══ GIVEN DATA

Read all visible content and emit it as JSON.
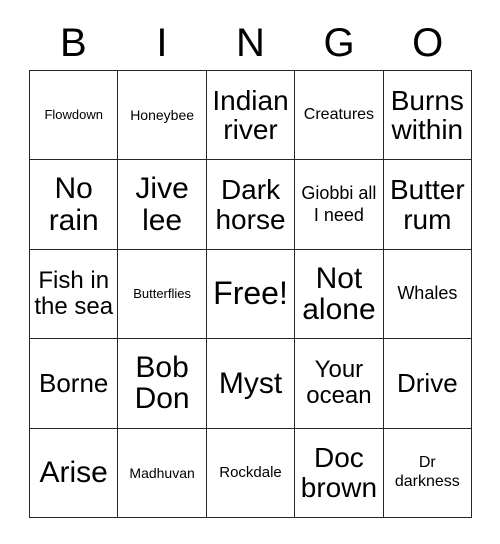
{
  "card": {
    "title": "Bingo Card",
    "background_color": "#ffffff",
    "border_color": "#262626",
    "text_color": "#000000"
  },
  "header": {
    "letters": [
      {
        "label": "B"
      },
      {
        "label": "I"
      },
      {
        "label": "N"
      },
      {
        "label": "G"
      },
      {
        "label": "O"
      }
    ]
  },
  "grid": {
    "columns": 5,
    "rows": 5,
    "free_space": {
      "row": 3,
      "column": 3,
      "label": "Free!"
    },
    "cells": [
      [
        {
          "label": "Flowdown",
          "size": "fs-xs"
        },
        {
          "label": "Honeybee",
          "size": "fs-sm"
        },
        {
          "label": "Indian river",
          "size": "fs-3xl"
        },
        {
          "label": "Creatures",
          "size": "fs-md"
        },
        {
          "label": "Burns within",
          "size": "fs-3xl"
        }
      ],
      [
        {
          "label": "No rain",
          "size": "fs-4xl"
        },
        {
          "label": "Jive lee",
          "size": "fs-4xl"
        },
        {
          "label": "Dark horse",
          "size": "fs-3xl"
        },
        {
          "label": "Giobbi all I need",
          "size": "fs-mdp"
        },
        {
          "label": "Butter rum",
          "size": "fs-3xl"
        }
      ],
      [
        {
          "label": "Fish in the sea",
          "size": "fs-xl"
        },
        {
          "label": "Butterflies",
          "size": "fs-xs"
        },
        {
          "label": "Free!",
          "size": "fs-5xl"
        },
        {
          "label": "Not alone",
          "size": "fs-4xl"
        },
        {
          "label": "Whales",
          "size": "fs-mdp"
        }
      ],
      [
        {
          "label": "Borne",
          "size": "fs-2xl"
        },
        {
          "label": "Bob Don",
          "size": "fs-4xl"
        },
        {
          "label": "Myst",
          "size": "fs-4xl"
        },
        {
          "label": "Your ocean",
          "size": "fs-xl"
        },
        {
          "label": "Drive",
          "size": "fs-2xl"
        }
      ],
      [
        {
          "label": "Arise",
          "size": "fs-4xl"
        },
        {
          "label": "Madhuvan",
          "size": "fs-sm"
        },
        {
          "label": "Rockdale",
          "size": "fs-smp"
        },
        {
          "label": "Doc brown",
          "size": "fs-3xl"
        },
        {
          "label": "Dr darkness",
          "size": "fs-md"
        }
      ]
    ]
  }
}
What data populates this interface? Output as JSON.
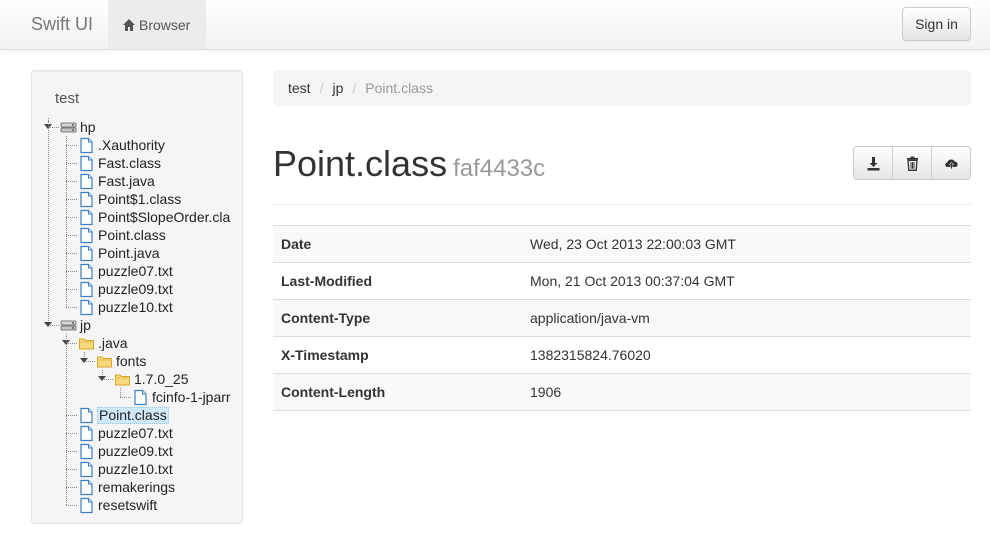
{
  "navbar": {
    "brand": "Swift UI",
    "nav_browser_label": "Browser",
    "signin_label": "Sign in"
  },
  "sidebar": {
    "title": "test",
    "tree": [
      {
        "label": "hp",
        "type": "server",
        "depth": 0,
        "expanded": true
      },
      {
        "label": ".Xauthority",
        "type": "file",
        "depth": 1
      },
      {
        "label": "Fast.class",
        "type": "file",
        "depth": 1
      },
      {
        "label": "Fast.java",
        "type": "file",
        "depth": 1
      },
      {
        "label": "Point$1.class",
        "type": "file",
        "depth": 1
      },
      {
        "label": "Point$SlopeOrder.cla",
        "type": "file",
        "depth": 1
      },
      {
        "label": "Point.class",
        "type": "file",
        "depth": 1
      },
      {
        "label": "Point.java",
        "type": "file",
        "depth": 1
      },
      {
        "label": "puzzle07.txt",
        "type": "file",
        "depth": 1
      },
      {
        "label": "puzzle09.txt",
        "type": "file",
        "depth": 1
      },
      {
        "label": "puzzle10.txt",
        "type": "file",
        "depth": 1
      },
      {
        "label": "jp",
        "type": "server",
        "depth": 0,
        "expanded": true
      },
      {
        "label": ".java",
        "type": "folder",
        "depth": 1,
        "expanded": true
      },
      {
        "label": "fonts",
        "type": "folder",
        "depth": 2,
        "expanded": true
      },
      {
        "label": "1.7.0_25",
        "type": "folder",
        "depth": 3,
        "expanded": true
      },
      {
        "label": "fcinfo-1-jparr",
        "type": "file",
        "depth": 4
      },
      {
        "label": "Point.class",
        "type": "file",
        "depth": 1,
        "selected": true
      },
      {
        "label": "puzzle07.txt",
        "type": "file",
        "depth": 1
      },
      {
        "label": "puzzle09.txt",
        "type": "file",
        "depth": 1
      },
      {
        "label": "puzzle10.txt",
        "type": "file",
        "depth": 1
      },
      {
        "label": "remakerings",
        "type": "file",
        "depth": 1
      },
      {
        "label": "resetswift",
        "type": "file",
        "depth": 1
      }
    ]
  },
  "breadcrumb": {
    "items": [
      "test",
      "jp"
    ],
    "active": "Point.class",
    "separator": "/"
  },
  "object": {
    "name": "Point.class",
    "etag_short": "faf4433c"
  },
  "actions": [
    {
      "name": "download-icon"
    },
    {
      "name": "trash-icon"
    },
    {
      "name": "upload-icon"
    }
  ],
  "metadata": [
    {
      "key": "Date",
      "value": "Wed, 23 Oct 2013 22:00:03 GMT"
    },
    {
      "key": "Last-Modified",
      "value": "Mon, 21 Oct 2013 00:37:04 GMT"
    },
    {
      "key": "Content-Type",
      "value": "application/java-vm"
    },
    {
      "key": "X-Timestamp",
      "value": "1382315824.76020"
    },
    {
      "key": "Content-Length",
      "value": "1906"
    }
  ],
  "colors": {
    "selected_bg": "#cfe8fc",
    "file_icon": "#3d7fc4",
    "folder_icon": "#f0c24a"
  }
}
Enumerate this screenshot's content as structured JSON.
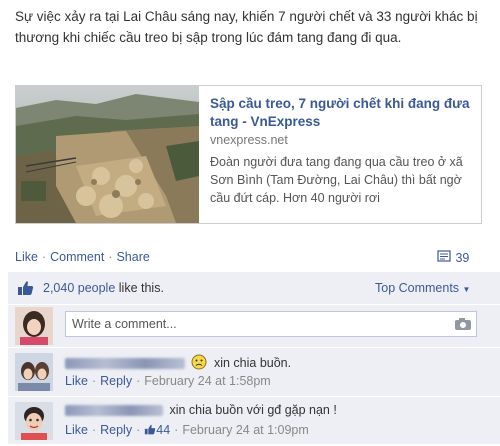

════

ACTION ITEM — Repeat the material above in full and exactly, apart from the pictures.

RESPONSE TO THIS TASK —
Read all visible content and emit it as JSON.
{
  "card": {
    "title": "Bingo Card",
    "background_color": "#ffffff",
    "border_color": "#262626",
    "text_color": "#000000"
  },
  "header": {
    "letters": [
      {
        "label": "B"
      },
      {
        "label": "I"
      },
      {
        "label": "N"
      },
      {
        "label": "G"
      },
      {
        "label": "O"
      }
    ]
  },
  "grid": {
    "columns": 5,
    "rows": 5,
    "free_space": {
      "row": 3,
      "column": 3,
      "label": "Free!"
    },
    "cells": [
      [
        {
          "label": "Flowdown",
          "size": "fs-xs"
        },
        {
          "label": "Honeybee",
          "size": "fs-sm"
        },
        {
          "label": "Indian river",
          "size": "fs-3xl"
        },
        {
          "label": "Creatures",
          "size": "fs-md"
        },
        {
          "label": "Burns within",
          "size": "fs-3xl"
        }
      ],
      [
        {
          "label": "No rain",
          "size": "fs-4xl"
        },
        {
          "label": "Jive lee",
          "size": "fs-4xl"
        },
        {
          "label": "Dark horse",
          "size": "fs-3xl"
        },
        {
          "label": "Giobbi all I need",
          "size": "fs-mdp"
        },
        {
          "label": "Butter rum",
          "size": "fs-3xl"
        }
      ],
      [
        {
          "label": "Fish in the sea",
          "size": "fs-xl"
        },
        {
          "label": "Butterflies",
          "size": "fs-xs"
        },
        {
          "label": "Free!",
          "size": "fs-5xl"
        },
        {
          "label": "Not alone",
          "size": "fs-4xl"
        },
        {
          "label": "Whales",
          "size": "fs-mdp"
        }
      ],
      [
        {
          "label": "Borne",
          "size": "fs-2xl"
        },
        {
          "label": "Bob Don",
          "size": "fs-4xl"
        },
        {
          "label": "Myst",
          "size": "fs-4xl"
        },
        {
          "label": "Your ocean",
          "size": "fs-xl"
        },
        {
          "label": "Drive",
          "size": "fs-2xl"
        }
      ],
      [
        {
          "label": "Arise",
          "size": "fs-4xl"
        },
        {
          "label": "Madhuvan",
          "size": "fs-sm"
        },
        {
          "label": "Rockdale",
          "size": "fs-smp"
        },
        {
          "label": "Doc brown",
          "size": "fs-3xl"
        },
        {
          "label": "Dr darkness",
          "size": "fs-md"
        }
      ]
    ]
  }
}
What data populates this interface? Output as JSON.
{
  "navbar": {
    "brand": "Swift UI",
    "nav_browser_label": "Browser",
    "signin_label": "Sign in"
  },
  "sidebar": {
    "title": "test",
    "tree": [
      {
        "label": "hp",
        "type": "server",
        "depth": 0,
        "expanded": true
      },
      {
        "label": ".Xauthority",
        "type": "file",
        "depth": 1
      },
      {
        "label": "Fast.class",
        "type": "file",
        "depth": 1
      },
      {
        "label": "Fast.java",
        "type": "file",
        "depth": 1
      },
      {
        "label": "Point$1.class",
        "type": "file",
        "depth": 1
      },
      {
        "label": "Point$SlopeOrder.cla",
        "type": "file",
        "depth": 1
      },
      {
        "label": "Point.class",
        "type": "file",
        "depth": 1
      },
      {
        "label": "Point.java",
        "type": "file",
        "depth": 1
      },
      {
        "label": "puzzle07.txt",
        "type": "file",
        "depth": 1
      },
      {
        "label": "puzzle09.txt",
        "type": "file",
        "depth": 1
      },
      {
        "label": "puzzle10.txt",
        "type": "file",
        "depth": 1
      },
      {
        "label": "jp",
        "type": "server",
        "depth": 0,
        "expanded": true
      },
      {
        "label": ".java",
        "type": "folder",
        "depth": 1,
        "expanded": true
      },
      {
        "label": "fonts",
        "type": "folder",
        "depth": 2,
        "expanded": true
      },
      {
        "label": "1.7.0_25",
        "type": "folder",
        "depth": 3,
        "expanded": true
      },
      {
        "label": "fcinfo-1-jparr",
        "type": "file",
        "depth": 4
      },
      {
        "label": "Point.class",
        "type": "file",
        "depth": 1,
        "selected": true
      },
      {
        "label": "puzzle07.txt",
        "type": "file",
        "depth": 1
      },
      {
        "label": "puzzle09.txt",
        "type": "file",
        "depth": 1
      },
      {
        "label": "puzzle10.txt",
        "type": "file",
        "depth": 1
      },
      {
        "label": "remakerings",
        "type": "file",
        "depth": 1
      },
      {
        "label": "resetswift",
        "type": "file",
        "depth": 1
      }
    ]
  },
  "breadcrumb": {
    "items": [
      "test",
      "jp"
    ],
    "active": "Point.class",
    "separator": "/"
  },
  "object": {
    "name": "Point.class",
    "etag_short": "faf4433c"
  },
  "actions": [
    {
      "name": "download-icon"
    },
    {
      "name": "trash-icon"
    },
    {
      "name": "upload-icon"
    }
  ],
  "metadata": [
    {
      "key": "Date",
      "value": "Wed, 23 Oct 2013 22:00:03 GMT"
    },
    {
      "key": "Last-Modified",
      "value": "Mon, 21 Oct 2013 00:37:04 GMT"
    },
    {
      "key": "Content-Type",
      "value": "application/java-vm"
    },
    {
      "key": "X-Timestamp",
      "value": "1382315824.76020"
    },
    {
      "key": "Content-Length",
      "value": "1906"
    }
  ],
  "colors": {
    "selected_bg": "#cfe8fc",
    "file_icon": "#3d7fc4",
    "folder_icon": "#f0c24a"
  }
}
Enumerate this screenshot's content as structured JSON.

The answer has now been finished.